We are delighted to announce that Dr. Jesse Zalatan will be joining the Department as Assistant Professor of Chemistry. Dr. Zalatan conducted his undergraduate work at Harvard University, performing research with Professor Stephen Harrison. He received his Ph.D. in chemistry with Professor Daniel Herschlag at Stanford University, where he studied enzyme-catalyzed phosphoryl transfer reactions. He is presently a postdoctoral fellow with Professor Wendell Lim at the University of California at San Francisco, where he has studied mechanisms for controlling specificity in cell signaling networks. He has received a Hertz Foundation graduate fellowship, a Damon Runyon Cancer Research Foundation postdoctoral fellowship, and a Burroughs Wellcome Career Award at the Scientific Interface for his research.
Dr. Zalatan will launch his program at the University of Washington in September 2014. His work will focus on the molecular mechanisms that allow living cells to efficiently process, integrate, and coordinate signals. He will use approaches ranging from mechanistic enzymology to synthetic biology to explore the physical organizing principles of biological networks.
For more information, please visit his faculty page or contact him directly via email at firstname.lastname@example.org.

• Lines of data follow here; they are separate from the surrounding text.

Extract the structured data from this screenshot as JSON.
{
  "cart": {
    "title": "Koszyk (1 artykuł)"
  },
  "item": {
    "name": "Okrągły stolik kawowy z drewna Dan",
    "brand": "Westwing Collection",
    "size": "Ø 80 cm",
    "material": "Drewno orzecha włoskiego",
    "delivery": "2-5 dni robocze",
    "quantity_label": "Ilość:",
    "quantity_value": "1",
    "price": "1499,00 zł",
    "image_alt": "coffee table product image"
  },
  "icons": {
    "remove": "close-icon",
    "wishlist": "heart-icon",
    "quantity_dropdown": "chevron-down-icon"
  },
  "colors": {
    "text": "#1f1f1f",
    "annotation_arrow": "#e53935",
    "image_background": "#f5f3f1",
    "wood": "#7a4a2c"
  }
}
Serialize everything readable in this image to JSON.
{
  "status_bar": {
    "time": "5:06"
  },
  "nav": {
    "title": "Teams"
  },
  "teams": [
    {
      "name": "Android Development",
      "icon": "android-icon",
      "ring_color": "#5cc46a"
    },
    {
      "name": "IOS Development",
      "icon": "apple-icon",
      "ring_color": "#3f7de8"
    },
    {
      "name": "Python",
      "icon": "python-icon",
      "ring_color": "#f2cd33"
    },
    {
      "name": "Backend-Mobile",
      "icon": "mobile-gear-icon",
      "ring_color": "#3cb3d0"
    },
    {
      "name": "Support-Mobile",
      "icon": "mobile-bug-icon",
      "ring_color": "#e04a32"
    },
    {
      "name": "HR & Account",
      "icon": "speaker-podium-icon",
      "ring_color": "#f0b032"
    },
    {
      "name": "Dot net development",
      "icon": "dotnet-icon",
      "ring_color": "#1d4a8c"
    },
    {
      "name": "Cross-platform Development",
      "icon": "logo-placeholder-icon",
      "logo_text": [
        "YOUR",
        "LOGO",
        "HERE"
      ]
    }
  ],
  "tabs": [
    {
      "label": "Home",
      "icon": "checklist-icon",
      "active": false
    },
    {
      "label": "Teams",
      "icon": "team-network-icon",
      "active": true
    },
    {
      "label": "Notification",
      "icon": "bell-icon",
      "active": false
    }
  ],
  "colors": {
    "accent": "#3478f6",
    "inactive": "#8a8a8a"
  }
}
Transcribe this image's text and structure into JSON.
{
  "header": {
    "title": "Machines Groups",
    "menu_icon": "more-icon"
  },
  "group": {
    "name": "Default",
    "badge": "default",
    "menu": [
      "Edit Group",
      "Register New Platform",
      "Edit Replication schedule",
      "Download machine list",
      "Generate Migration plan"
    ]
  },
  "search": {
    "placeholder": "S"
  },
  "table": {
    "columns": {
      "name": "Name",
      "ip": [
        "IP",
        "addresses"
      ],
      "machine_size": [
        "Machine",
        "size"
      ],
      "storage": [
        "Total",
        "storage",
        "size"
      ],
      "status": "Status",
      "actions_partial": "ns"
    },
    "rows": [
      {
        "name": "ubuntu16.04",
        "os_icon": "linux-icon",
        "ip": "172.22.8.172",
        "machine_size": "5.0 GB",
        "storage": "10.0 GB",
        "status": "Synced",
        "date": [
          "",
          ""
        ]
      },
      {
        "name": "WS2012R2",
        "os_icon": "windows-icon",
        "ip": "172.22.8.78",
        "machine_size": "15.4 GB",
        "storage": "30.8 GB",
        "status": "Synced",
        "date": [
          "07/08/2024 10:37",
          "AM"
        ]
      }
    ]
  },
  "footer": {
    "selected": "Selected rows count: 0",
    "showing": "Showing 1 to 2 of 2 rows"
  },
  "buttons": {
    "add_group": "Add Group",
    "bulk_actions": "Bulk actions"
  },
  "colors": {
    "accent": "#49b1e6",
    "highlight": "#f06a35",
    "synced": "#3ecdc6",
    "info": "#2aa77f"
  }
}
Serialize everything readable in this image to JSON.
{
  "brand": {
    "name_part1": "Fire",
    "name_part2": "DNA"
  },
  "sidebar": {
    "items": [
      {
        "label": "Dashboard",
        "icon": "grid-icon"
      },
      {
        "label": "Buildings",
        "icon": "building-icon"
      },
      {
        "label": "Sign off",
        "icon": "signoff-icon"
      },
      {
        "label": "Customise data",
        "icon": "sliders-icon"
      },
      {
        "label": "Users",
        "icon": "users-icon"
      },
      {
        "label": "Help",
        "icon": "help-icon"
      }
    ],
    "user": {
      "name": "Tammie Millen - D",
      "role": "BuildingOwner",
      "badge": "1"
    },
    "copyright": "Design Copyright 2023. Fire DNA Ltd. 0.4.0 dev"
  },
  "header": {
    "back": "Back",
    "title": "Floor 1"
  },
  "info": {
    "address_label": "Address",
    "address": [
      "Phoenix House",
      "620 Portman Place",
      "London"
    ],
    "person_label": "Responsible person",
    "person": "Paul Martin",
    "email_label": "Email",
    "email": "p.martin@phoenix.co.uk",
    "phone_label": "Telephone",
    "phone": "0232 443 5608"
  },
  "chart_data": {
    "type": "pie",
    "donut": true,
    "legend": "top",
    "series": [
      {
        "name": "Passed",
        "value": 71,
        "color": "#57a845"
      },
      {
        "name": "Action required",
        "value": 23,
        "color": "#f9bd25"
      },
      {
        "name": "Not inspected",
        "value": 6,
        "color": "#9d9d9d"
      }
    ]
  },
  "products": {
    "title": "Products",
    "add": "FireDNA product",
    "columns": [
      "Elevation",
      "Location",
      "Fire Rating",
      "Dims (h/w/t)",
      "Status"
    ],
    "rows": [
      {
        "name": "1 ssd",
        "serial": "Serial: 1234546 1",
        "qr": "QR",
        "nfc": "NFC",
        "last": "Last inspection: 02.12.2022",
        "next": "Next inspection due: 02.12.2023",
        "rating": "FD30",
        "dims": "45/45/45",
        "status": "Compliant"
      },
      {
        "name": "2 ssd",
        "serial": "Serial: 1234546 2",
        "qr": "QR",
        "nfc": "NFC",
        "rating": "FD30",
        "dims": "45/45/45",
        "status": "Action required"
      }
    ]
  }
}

We are delighted to announce that Dr. Cody Schlenker will be joining the Department as Assistant Professor of Chemistry. Dr. Schlenker conducted his undergraduate work in chemistry at Linfield College, where he studied porphyrin synthesis with Professor Thomas J. Reinert, followed by an NSF REU in chemical engineering at Cornell University researching hydrogels for soil remediation with Professor Claude Cohen. He earned his Ph.D. from the University of Southern California, where he synthesized small molecule dyes and charge transport materials and developed advanced device concepts for thin film photovoltaics with Professor Mark E. Thompson as an Anton B. Burg Foundation Fellow in Chemistry. He is presently an NSF Science, Engineering and Education for Sustainability (SEES) Postdoctoral Fellow with Professor David S. Ginger in the Department of Chemistry at the University of Washington studying photoinduced charge transfer and recombination in novel semiconducting polymers relevant for light harvesting applications.
Dr. Schlenker will launch his program at the University of Washington in July 2014. His research interests concern the integration of spectroscopy, synthesis, and electrical characterization to develop new insight into the mechanisms governing energy transduction in heterogeneous materials relevant for solar energy harvesting and storage devices like organic and organic/inorganic photovoltaics and meso-structured next-generation rechargeable batteries.
For more information, please visit his faculty page or contact him directly via email at email@example.com.
Assistant Professor Munira Khalil has been named one of the 2014 Journal of Physical Chemistry lecturers by the Physical Chemistry Division of the American Chemical Society (ACS). Lecturers will present their work at a special symposium at the Fall ACS National Meeting in San Francisco (August 10-14, 2014). The lectureships were established to recognize the contributions of young investigators who have made major impacts on the field of physical chemistry related to research areas published in the Journals of Physical Chemistry; Professor Khalil’s lectureship is for the Journal of Physical Chemistry B covering biophysical chemistry, biomaterials, liquids, and soft matter.
To learn more about this award, please see the ACS lectureship announcement. To learn more about Professor Khalil’s research, visit her faculty page and her research group site.
AJ Boydston, University of Washington assistant professor of chemistry, has been selected as one of 12 Cottrell Scholar Awardees for 2014. The awards are presented by the Research Corporation for Science Advancement (RCSA) to early career faculty who are committed to excel at both research and teaching. RCSA Interim President Jack Pladziewicz, notes, “It may well be that not all research faculty can do this simultaneously and early in their careers, but the very best can.” Previous awardees from the Department of Chemistry at the University of Washington include Professors David Ginger, Daniel Gamelin, Sarah Keller, and Phil Reid.
Boydston’s research group is developing synthetic materials capable of mechanochemical transduction. They have recently reported “flex activated” mechanophores, which are capable of converting mechanical input into chemical output via force-guided changes in molecular-level geometry. Boydston has also been active in redesigning his introductory organic chemistry course to help undergraduate students learn how to apply concepts and develop problem-solving strategies, similar to how experts in the field approach their research. The Cottrell Scholar Award, which provides $75,000 in funding, will help support Boydston’s ongoing research and teaching efforts.
For more information about the Cottrell Scholars Award, visit their announcement page. More more information about Prof. Boydston’s research, visit his research page.